▶ [Your goal]:
Write each entry out again, exactly as it is written.

[Interface dataset entries]

%%

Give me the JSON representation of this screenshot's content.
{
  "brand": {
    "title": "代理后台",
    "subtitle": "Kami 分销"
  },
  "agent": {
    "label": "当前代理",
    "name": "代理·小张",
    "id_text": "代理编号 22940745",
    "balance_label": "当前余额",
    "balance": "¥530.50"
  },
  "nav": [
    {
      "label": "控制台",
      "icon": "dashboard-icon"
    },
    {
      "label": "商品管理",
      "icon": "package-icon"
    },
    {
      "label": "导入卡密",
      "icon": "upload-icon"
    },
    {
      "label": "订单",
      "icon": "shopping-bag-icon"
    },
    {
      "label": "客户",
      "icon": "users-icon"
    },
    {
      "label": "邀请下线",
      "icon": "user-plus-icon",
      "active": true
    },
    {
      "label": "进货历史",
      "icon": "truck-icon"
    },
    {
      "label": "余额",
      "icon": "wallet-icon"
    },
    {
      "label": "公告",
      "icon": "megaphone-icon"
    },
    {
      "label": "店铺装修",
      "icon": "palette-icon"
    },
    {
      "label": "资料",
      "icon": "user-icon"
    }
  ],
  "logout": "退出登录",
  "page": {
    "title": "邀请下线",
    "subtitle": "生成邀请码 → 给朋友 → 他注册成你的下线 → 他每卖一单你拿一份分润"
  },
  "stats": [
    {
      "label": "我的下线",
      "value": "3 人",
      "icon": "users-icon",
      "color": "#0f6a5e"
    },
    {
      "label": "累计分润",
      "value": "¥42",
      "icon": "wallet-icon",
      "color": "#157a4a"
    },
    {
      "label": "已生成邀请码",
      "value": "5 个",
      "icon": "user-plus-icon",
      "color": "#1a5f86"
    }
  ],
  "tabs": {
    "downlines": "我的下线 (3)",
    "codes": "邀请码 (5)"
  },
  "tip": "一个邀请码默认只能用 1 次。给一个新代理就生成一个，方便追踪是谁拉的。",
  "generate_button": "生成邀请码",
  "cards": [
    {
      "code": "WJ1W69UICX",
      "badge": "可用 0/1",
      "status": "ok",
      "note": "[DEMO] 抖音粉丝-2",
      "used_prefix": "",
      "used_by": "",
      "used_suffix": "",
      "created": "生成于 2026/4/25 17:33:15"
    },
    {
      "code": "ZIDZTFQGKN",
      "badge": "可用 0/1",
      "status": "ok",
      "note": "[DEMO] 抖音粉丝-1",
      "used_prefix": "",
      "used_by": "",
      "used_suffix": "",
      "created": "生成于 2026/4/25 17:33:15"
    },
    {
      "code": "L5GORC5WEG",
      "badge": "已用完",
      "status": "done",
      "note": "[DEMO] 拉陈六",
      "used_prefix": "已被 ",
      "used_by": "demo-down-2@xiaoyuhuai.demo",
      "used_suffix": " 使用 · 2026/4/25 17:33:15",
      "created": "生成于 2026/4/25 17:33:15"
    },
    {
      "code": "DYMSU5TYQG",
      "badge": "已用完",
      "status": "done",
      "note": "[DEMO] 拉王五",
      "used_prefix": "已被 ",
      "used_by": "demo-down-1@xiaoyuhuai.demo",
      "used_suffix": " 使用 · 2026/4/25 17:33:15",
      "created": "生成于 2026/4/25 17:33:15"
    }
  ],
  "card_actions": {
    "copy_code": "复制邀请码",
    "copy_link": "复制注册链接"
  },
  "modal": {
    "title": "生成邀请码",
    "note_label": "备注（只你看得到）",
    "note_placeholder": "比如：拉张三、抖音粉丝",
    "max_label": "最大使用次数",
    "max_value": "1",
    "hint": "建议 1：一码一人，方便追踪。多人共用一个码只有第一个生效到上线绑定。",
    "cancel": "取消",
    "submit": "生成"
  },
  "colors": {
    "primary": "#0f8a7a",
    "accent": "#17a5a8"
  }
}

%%

▶ [Output]:
Give me the JSON representation of this screenshot's content.
{
  "brand": {
    "title": "代理后台",
    "subtitle": "Kami 分销"
  },
  "agent": {
    "label": "当前代理",
    "name": "代理·小张",
    "id_text": "代理编号 22940745",
    "balance_label": "当前余额",
    "balance": "¥530.50"
  },
  "nav": [
    {
      "label": "控制台",
      "icon": "dashboard-icon"
    },
    {
      "label": "商品管理",
      "icon": "package-icon"
    },
    {
      "label": "导入卡密",
      "icon": "upload-icon"
    },
    {
      "label": "订单",
      "icon": "shopping-bag-icon"
    },
    {
      "label": "客户",
      "icon": "users-icon"
    },
    {
      "label": "邀请下线",
      "icon": "user-plus-icon",
      "active": true
    },
    {
      "label": "进货历史",
      "icon": "truck-icon"
    },
    {
      "label": "余额",
      "icon": "wallet-icon"
    },
    {
      "label": "公告",
      "icon": "megaphone-icon"
    },
    {
      "label": "店铺装修",
      "icon": "palette-icon"
    },
    {
      "label": "资料",
      "icon": "user-icon"
    }
  ],
  "logout": "退出登录",
  "page": {
    "title": "邀请下线",
    "subtitle": "生成邀请码 → 给朋友 → 他注册成你的下线 → 他每卖一单你拿一份分润"
  },
  "stats": [
    {
      "label": "我的下线",
      "value": "3 人",
      "icon": "users-icon",
      "color": "#0f6a5e"
    },
    {
      "label": "累计分润",
      "value": "¥42",
      "icon": "wallet-icon",
      "color": "#157a4a"
    },
    {
      "label": "已生成邀请码",
      "value": "5 个",
      "icon": "user-plus-icon",
      "color": "#1a5f86"
    }
  ],
  "tabs": {
    "downlines": "我的下线 (3)",
    "codes": "邀请码 (5)"
  },
  "tip": "一个邀请码默认只能用 1 次。给一个新代理就生成一个，方便追踪是谁拉的。",
  "generate_button": "生成邀请码",
  "cards": [
    {
      "code": "WJ1W69UICX",
      "badge": "可用 0/1",
      "status": "ok",
      "note": "[DEMO] 抖音粉丝-2",
      "used_prefix": "",
      "used_by": "",
      "used_suffix": "",
      "created": "生成于 2026/4/25 17:33:15"
    },
    {
      "code": "ZIDZTFQGKN",
      "badge": "可用 0/1",
      "status": "ok",
      "note": "[DEMO] 抖音粉丝-1",
      "used_prefix": "",
      "used_by": "",
      "used_suffix": "",
      "created": "生成于 2026/4/25 17:33:15"
    },
    {
      "code": "L5GORC5WEG",
      "badge": "已用完",
      "status": "done",
      "note": "[DEMO] 拉陈六",
      "used_prefix": "已被 ",
      "used_by": "demo-down-2@xiaoyuhuai.demo",
      "used_suffix": " 使用 · 2026/4/25 17:33:15",
      "created": "生成于 2026/4/25 17:33:15"
    },
    {
      "code": "DYMSU5TYQG",
      "badge": "已用完",
      "status": "done",
      "note": "[DEMO] 拉王五",
      "used_prefix": "已被 ",
      "used_by": "demo-down-1@xiaoyuhuai.demo",
      "used_suffix": " 使用 · 2026/4/25 17:33:15",
      "created": "生成于 2026/4/25 17:33:15"
    }
  ],
  "card_actions": {
    "copy_code": "复制邀请码",
    "copy_link": "复制注册链接"
  },
  "modal": {
    "title": "生成邀请码",
    "note_label": "备注（只你看得到）",
    "note_placeholder": "比如：拉张三、抖音粉丝",
    "max_label": "最大使用次数",
    "max_value": "1",
    "hint": "建议 1：一码一人，方便追踪。多人共用一个码只有第一个生效到上线绑定。",
    "cancel": "取消",
    "submit": "生成"
  },
  "colors": {
    "primary": "#0f8a7a",
    "accent": "#17a5a8"
  }
}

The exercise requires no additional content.